— TASK INSTRUCTIONS —
Keep only the lines of the data below that contain "this", and copy them.

— MATERIALS PROVIDED —

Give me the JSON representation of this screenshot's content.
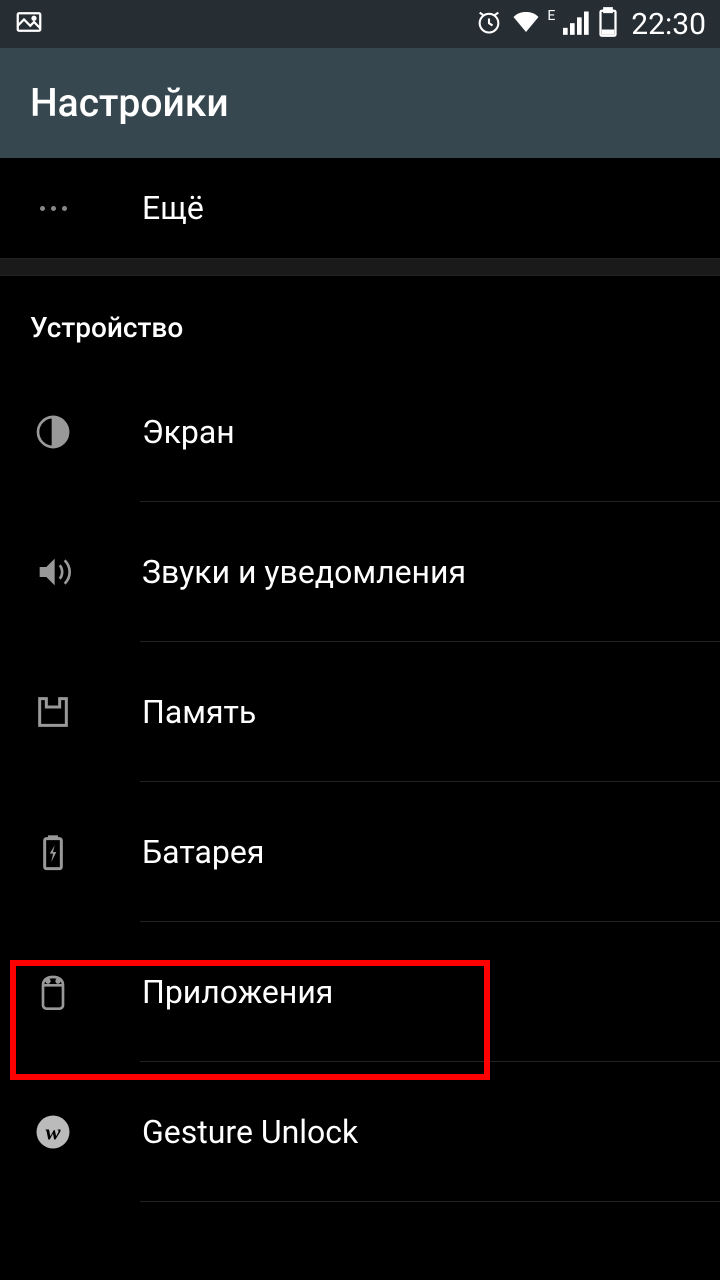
{
  "statusbar": {
    "time": "22:30"
  },
  "header": {
    "title": "Настройки"
  },
  "items": {
    "more": {
      "label": "Ещё"
    },
    "display": {
      "label": "Экран"
    },
    "sound": {
      "label": "Звуки и уведомления"
    },
    "storage": {
      "label": "Память"
    },
    "battery": {
      "label": "Батарея"
    },
    "apps": {
      "label": "Приложения"
    },
    "gesture": {
      "label": "Gesture Unlock"
    }
  },
  "section": {
    "device": "Устройство"
  },
  "network_indicator": "E"
}
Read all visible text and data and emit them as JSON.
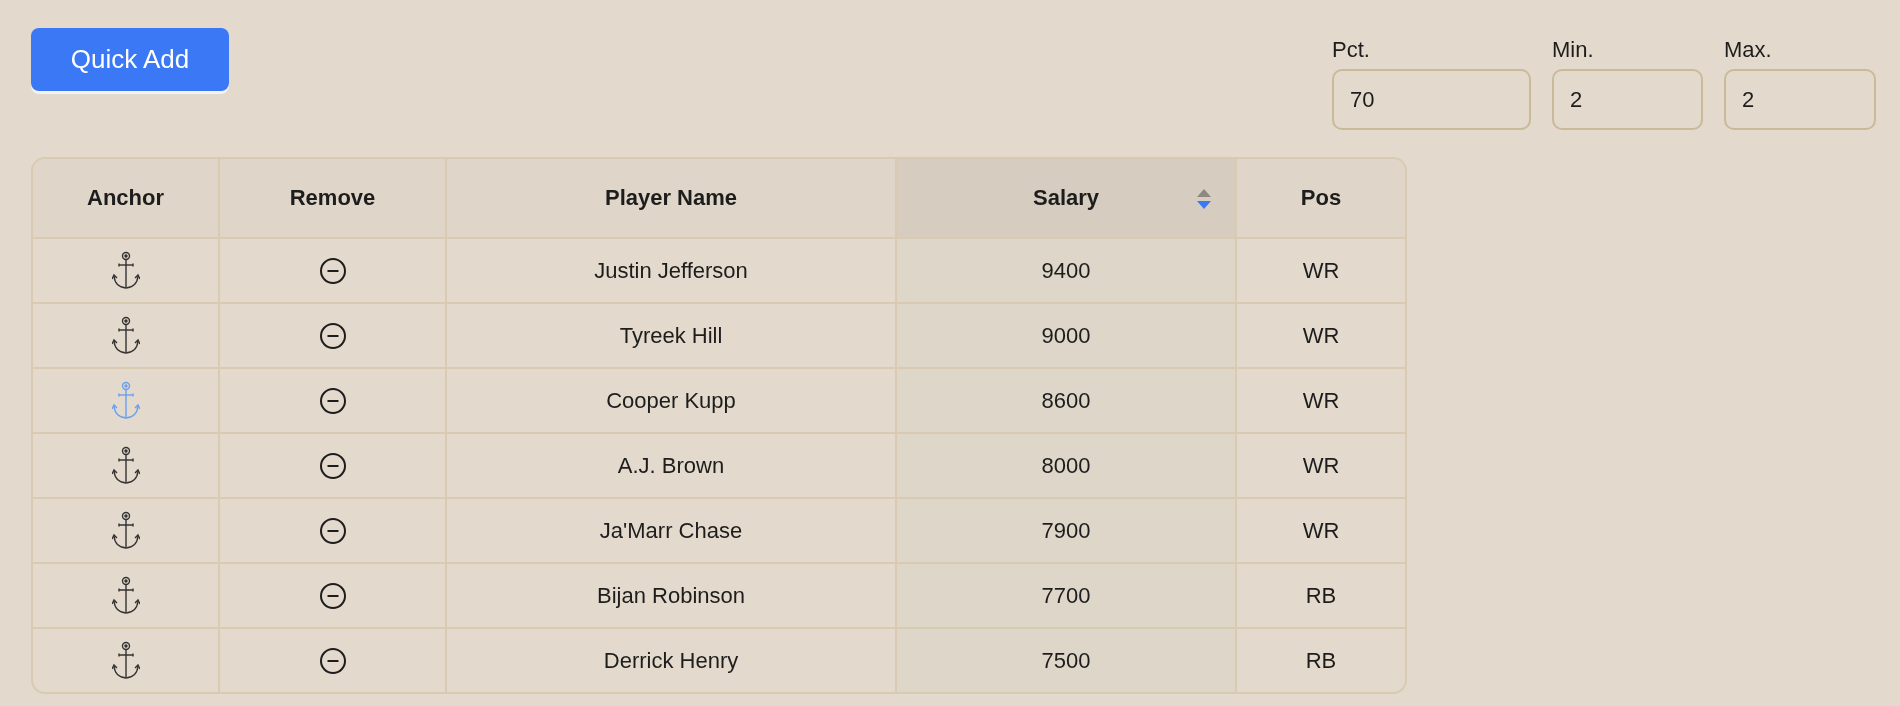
{
  "quick_add_button": {
    "label": "Quick Add"
  },
  "fields": [
    {
      "label": "Pct.",
      "value": "70"
    },
    {
      "label": "Min.",
      "value": "2"
    },
    {
      "label": "Max.",
      "value": "2"
    }
  ],
  "table": {
    "columns": [
      {
        "label": "Anchor",
        "sorted": false
      },
      {
        "label": "Remove",
        "sorted": false
      },
      {
        "label": "Player Name",
        "sorted": false
      },
      {
        "label": "Salary",
        "sorted": true,
        "descending": true
      },
      {
        "label": "Pos",
        "sorted": false
      }
    ],
    "rows": [
      {
        "anchored": false,
        "name": "Justin Jefferson",
        "salary": "9400",
        "pos": "WR"
      },
      {
        "anchored": false,
        "name": "Tyreek Hill",
        "salary": "9000",
        "pos": "WR"
      },
      {
        "anchored": true,
        "name": "Cooper Kupp",
        "salary": "8600",
        "pos": "WR"
      },
      {
        "anchored": false,
        "name": "A.J. Brown",
        "salary": "8000",
        "pos": "WR"
      },
      {
        "anchored": false,
        "name": "Ja'Marr Chase",
        "salary": "7900",
        "pos": "WR"
      },
      {
        "anchored": false,
        "name": "Bijan Robinson",
        "salary": "7700",
        "pos": "RB"
      },
      {
        "anchored": false,
        "name": "Derrick Henry",
        "salary": "7500",
        "pos": "RB"
      }
    ]
  }
}
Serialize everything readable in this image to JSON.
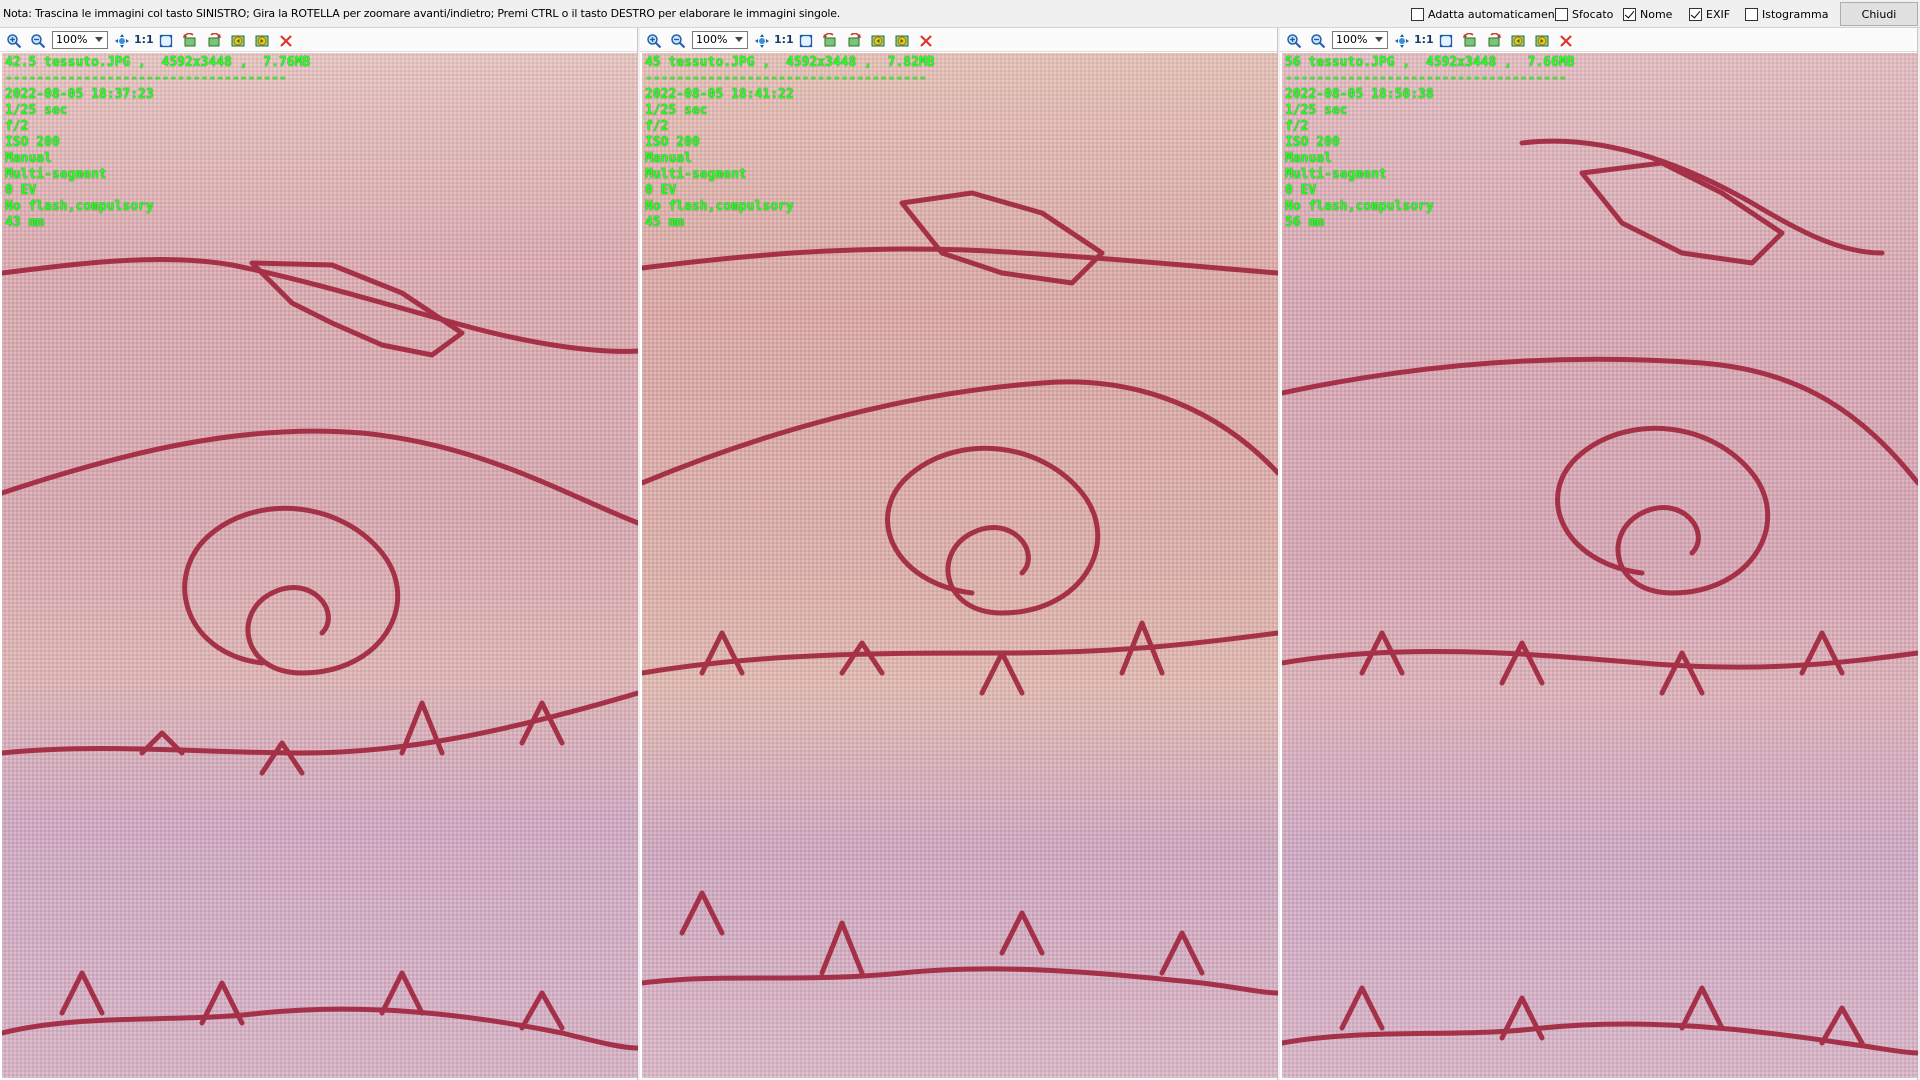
{
  "topbar": {
    "note": "Nota: Trascina le immagini col tasto SINISTRO; Gira la ROTELLA per zoomare avanti/indietro; Premi CTRL o il tasto DESTRO per elaborare le immagini singole.",
    "options": [
      {
        "label": "Adatta automaticamente",
        "checked": false
      },
      {
        "label": "Sfocato",
        "checked": false
      },
      {
        "label": "Nome",
        "checked": true
      },
      {
        "label": "EXIF",
        "checked": true
      },
      {
        "label": "Istogramma",
        "checked": false
      }
    ],
    "close_label": "Chiudi"
  },
  "toolbar": {
    "zoom_value": "100%",
    "one_to_one": "1:1",
    "icons": [
      "zoom-in-icon",
      "zoom-out-icon",
      "fit-icon",
      "actual-size-icon",
      "fit-window-icon",
      "rotate-left-icon",
      "rotate-right-icon",
      "prev-icon",
      "next-icon",
      "close-icon"
    ]
  },
  "colors": {
    "exif_text": "#22ff22",
    "thread": "#a0243c",
    "close_x": "#d93a2b"
  },
  "panels": [
    {
      "filename": "42.5 tessuto.JPG ,  4592x3448 ,  7.76MB",
      "separator": "------------------------------------",
      "datetime": "2022-08-05 18:37:23",
      "shutter": "1/25 sec",
      "aperture": "f/2",
      "iso": "ISO 200",
      "mode": "Manual",
      "metering": "Multi-segment",
      "ev": "0 EV",
      "flash": "No flash,compulsory",
      "focal": "43 mm"
    },
    {
      "filename": "45 tessuto.JPG ,  4592x3448 ,  7.82MB",
      "separator": "------------------------------------",
      "datetime": "2022-08-05 18:41:22",
      "shutter": "1/25 sec",
      "aperture": "f/2",
      "iso": "ISO 200",
      "mode": "Manual",
      "metering": "Multi-segment",
      "ev": "0 EV",
      "flash": "No flash,compulsory",
      "focal": "45 mm"
    },
    {
      "filename": "56 tessuto.JPG ,  4592x3448 ,  7.66MB",
      "separator": "------------------------------------",
      "datetime": "2022-08-05 18:50:38",
      "shutter": "1/25 sec",
      "aperture": "f/2",
      "iso": "ISO 200",
      "mode": "Manual",
      "metering": "Multi-segment",
      "ev": "0 EV",
      "flash": "No flash,compulsory",
      "focal": "56 mm"
    }
  ]
}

— FINISHED TASK —
Give me the JSON representation of this screenshot's content.
Serialize everything readable in this image to JSON.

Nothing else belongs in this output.